(Dataset excerpts)
═══

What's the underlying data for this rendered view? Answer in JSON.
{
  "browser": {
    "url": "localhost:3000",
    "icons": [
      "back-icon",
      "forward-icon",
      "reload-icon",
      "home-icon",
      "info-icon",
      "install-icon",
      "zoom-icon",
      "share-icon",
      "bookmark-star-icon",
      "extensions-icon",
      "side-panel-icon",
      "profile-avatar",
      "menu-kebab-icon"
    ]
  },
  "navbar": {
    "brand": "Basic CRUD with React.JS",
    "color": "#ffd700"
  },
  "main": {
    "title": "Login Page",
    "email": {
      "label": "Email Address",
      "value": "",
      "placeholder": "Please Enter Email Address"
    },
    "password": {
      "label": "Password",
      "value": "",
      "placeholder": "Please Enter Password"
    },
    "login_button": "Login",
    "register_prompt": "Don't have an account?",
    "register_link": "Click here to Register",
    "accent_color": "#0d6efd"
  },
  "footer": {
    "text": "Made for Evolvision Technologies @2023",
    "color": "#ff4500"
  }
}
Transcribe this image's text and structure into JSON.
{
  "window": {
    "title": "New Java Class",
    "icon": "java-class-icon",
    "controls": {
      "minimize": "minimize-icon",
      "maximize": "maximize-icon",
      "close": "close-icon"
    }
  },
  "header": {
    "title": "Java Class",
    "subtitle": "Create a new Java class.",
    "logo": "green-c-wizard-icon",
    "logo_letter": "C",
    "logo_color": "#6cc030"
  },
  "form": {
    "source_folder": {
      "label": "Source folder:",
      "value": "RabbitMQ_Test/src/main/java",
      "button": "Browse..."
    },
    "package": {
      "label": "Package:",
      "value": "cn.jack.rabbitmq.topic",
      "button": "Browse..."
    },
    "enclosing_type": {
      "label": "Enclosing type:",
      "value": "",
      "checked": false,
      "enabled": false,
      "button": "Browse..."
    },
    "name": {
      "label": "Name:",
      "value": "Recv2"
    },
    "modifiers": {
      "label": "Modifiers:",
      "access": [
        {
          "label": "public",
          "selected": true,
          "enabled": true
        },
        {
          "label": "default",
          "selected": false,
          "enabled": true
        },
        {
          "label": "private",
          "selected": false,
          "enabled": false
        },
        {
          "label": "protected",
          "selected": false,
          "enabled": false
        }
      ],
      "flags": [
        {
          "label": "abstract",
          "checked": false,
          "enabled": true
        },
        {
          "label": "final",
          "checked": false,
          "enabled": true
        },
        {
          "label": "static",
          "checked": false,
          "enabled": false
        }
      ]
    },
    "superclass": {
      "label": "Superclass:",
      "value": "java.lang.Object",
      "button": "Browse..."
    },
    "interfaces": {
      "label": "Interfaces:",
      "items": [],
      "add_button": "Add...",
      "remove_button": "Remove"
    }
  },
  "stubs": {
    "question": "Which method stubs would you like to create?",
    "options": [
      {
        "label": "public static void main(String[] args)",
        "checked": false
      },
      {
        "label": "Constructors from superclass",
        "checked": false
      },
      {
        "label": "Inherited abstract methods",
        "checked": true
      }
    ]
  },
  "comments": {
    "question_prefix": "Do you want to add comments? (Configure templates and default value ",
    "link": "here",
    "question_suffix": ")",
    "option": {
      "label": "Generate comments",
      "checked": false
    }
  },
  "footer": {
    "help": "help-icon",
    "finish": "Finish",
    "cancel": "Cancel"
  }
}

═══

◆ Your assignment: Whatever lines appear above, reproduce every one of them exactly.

◆ Expected answer:
What's the underlying data for this rendered view? Answer in JSON.
{
  "browser": {
    "url": "localhost:3000",
    "icons": [
      "back-icon",
      "forward-icon",
      "reload-icon",
      "home-icon",
      "info-icon",
      "install-icon",
      "zoom-icon",
      "share-icon",
      "bookmark-star-icon",
      "extensions-icon",
      "side-panel-icon",
      "profile-avatar",
      "menu-kebab-icon"
    ]
  },
  "navbar": {
    "brand": "Basic CRUD with React.JS",
    "color": "#ffd700"
  },
  "main": {
    "title": "Login Page",
    "email": {
      "label": "Email Address",
      "value": "",
      "placeholder": "Please Enter Email Address"
    },
    "password": {
      "label": "Password",
      "value": "",
      "placeholder": "Please Enter Password"
    },
    "login_button": "Login",
    "register_prompt": "Don't have an account?",
    "register_link": "Click here to Register",
    "accent_color": "#0d6efd"
  },
  "footer": {
    "text": "Made for Evolvision Technologies @2023",
    "color": "#ff4500"
  }
}
Transcribe this image's text and structure into JSON.
{
  "window": {
    "title": "New Java Class",
    "icon": "java-class-icon",
    "controls": {
      "minimize": "minimize-icon",
      "maximize": "maximize-icon",
      "close": "close-icon"
    }
  },
  "header": {
    "title": "Java Class",
    "subtitle": "Create a new Java class.",
    "logo": "green-c-wizard-icon",
    "logo_letter": "C",
    "logo_color": "#6cc030"
  },
  "form": {
    "source_folder": {
      "label": "Source folder:",
      "value": "RabbitMQ_Test/src/main/java",
      "button": "Browse..."
    },
    "package": {
      "label": "Package:",
      "value": "cn.jack.rabbitmq.topic",
      "button": "Browse..."
    },
    "enclosing_type": {
      "label": "Enclosing type:",
      "value": "",
      "checked": false,
      "enabled": false,
      "button": "Browse..."
    },
    "name": {
      "label": "Name:",
      "value": "Recv2"
    },
    "modifiers": {
      "label": "Modifiers:",
      "access": [
        {
          "label": "public",
          "selected": true,
          "enabled": true
        },
        {
          "label": "default",
          "selected": false,
          "enabled": true
        },
        {
          "label": "private",
          "selected": false,
          "enabled": false
        },
        {
          "label": "protected",
          "selected": false,
          "enabled": false
        }
      ],
      "flags": [
        {
          "label": "abstract",
          "checked": false,
          "enabled": true
        },
        {
          "label": "final",
          "checked": false,
          "enabled": true
        },
        {
          "label": "static",
          "checked": false,
          "enabled": false
        }
      ]
    },
    "superclass": {
      "label": "Superclass:",
      "value": "java.lang.Object",
      "button": "Browse..."
    },
    "interfaces": {
      "label": "Interfaces:",
      "items": [],
      "add_button": "Add...",
      "remove_button": "Remove"
    }
  },
  "stubs": {
    "question": "Which method stubs would you like to create?",
    "options": [
      {
        "label": "public static void main(String[] args)",
        "checked": false
      },
      {
        "label": "Constructors from superclass",
        "checked": false
      },
      {
        "label": "Inherited abstract methods",
        "checked": true
      }
    ]
  },
  "comments": {
    "question_prefix": "Do you want to add comments? (Configure templates and default value ",
    "link": "here",
    "question_suffix": ")",
    "option": {
      "label": "Generate comments",
      "checked": false
    }
  },
  "footer": {
    "help": "help-icon",
    "finish": "Finish",
    "cancel": "Cancel"
  }
}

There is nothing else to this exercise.